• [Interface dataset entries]
Content starts

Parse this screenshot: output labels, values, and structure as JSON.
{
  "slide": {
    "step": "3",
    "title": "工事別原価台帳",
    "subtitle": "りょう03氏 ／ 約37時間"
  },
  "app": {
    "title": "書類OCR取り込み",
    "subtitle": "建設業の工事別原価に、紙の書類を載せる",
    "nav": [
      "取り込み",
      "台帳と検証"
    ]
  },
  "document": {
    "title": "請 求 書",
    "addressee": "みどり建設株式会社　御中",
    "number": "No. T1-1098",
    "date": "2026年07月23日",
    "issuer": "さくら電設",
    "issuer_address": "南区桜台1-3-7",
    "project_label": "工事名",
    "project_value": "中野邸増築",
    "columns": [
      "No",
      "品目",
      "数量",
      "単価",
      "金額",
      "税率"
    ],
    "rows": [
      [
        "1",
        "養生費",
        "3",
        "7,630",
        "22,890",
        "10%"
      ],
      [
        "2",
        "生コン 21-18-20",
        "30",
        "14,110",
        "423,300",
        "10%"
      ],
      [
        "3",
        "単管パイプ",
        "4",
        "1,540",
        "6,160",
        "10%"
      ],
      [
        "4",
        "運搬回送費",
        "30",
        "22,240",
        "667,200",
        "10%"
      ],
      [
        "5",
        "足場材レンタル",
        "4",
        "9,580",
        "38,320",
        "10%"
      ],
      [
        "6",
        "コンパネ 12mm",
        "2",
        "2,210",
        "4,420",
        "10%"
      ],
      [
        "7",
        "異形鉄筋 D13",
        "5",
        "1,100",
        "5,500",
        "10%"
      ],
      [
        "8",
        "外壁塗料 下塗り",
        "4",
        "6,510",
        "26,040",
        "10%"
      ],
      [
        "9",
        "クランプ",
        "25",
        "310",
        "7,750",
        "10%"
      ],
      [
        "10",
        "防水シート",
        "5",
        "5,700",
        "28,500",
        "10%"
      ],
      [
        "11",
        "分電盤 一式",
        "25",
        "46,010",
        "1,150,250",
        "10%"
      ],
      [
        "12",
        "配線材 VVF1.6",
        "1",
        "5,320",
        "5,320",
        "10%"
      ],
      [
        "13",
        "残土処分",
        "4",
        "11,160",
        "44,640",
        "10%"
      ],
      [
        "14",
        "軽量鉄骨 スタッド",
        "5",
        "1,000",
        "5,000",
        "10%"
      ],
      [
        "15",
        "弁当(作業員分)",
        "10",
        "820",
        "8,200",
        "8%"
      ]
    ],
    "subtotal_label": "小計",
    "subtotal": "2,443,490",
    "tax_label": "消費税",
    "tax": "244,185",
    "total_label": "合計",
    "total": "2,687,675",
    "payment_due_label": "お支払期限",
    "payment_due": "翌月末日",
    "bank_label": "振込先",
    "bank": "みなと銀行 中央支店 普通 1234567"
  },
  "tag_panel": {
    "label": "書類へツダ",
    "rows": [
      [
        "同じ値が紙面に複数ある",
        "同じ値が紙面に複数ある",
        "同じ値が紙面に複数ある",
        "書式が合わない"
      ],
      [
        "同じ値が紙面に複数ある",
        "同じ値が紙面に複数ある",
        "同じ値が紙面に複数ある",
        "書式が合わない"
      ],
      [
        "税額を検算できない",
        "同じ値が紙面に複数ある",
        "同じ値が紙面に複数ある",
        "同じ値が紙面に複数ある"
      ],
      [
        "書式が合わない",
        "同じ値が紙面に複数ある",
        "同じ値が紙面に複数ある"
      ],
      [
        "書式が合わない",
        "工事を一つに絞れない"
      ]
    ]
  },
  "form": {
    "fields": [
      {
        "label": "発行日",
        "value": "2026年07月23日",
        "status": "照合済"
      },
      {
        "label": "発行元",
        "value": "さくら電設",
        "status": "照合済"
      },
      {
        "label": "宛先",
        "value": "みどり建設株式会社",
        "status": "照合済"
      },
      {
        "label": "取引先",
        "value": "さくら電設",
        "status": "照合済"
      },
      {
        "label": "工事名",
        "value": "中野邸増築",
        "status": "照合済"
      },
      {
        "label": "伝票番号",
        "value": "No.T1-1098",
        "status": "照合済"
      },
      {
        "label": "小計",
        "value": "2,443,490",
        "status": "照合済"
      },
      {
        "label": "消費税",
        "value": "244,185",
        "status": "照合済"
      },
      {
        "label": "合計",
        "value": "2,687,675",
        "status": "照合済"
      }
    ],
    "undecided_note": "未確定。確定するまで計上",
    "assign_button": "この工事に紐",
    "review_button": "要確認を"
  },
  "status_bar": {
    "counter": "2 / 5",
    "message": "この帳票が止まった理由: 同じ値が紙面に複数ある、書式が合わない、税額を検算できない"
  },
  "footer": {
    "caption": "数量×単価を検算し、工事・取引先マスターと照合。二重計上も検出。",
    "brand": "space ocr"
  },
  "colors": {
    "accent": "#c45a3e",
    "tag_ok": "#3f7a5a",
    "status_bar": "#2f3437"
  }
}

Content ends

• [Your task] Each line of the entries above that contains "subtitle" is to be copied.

• [Output of the task]
    "subtitle": "りょう03氏 ／ 約37時間"
    "subtitle": "建設業の工事別原価に、紙の書類を載せる",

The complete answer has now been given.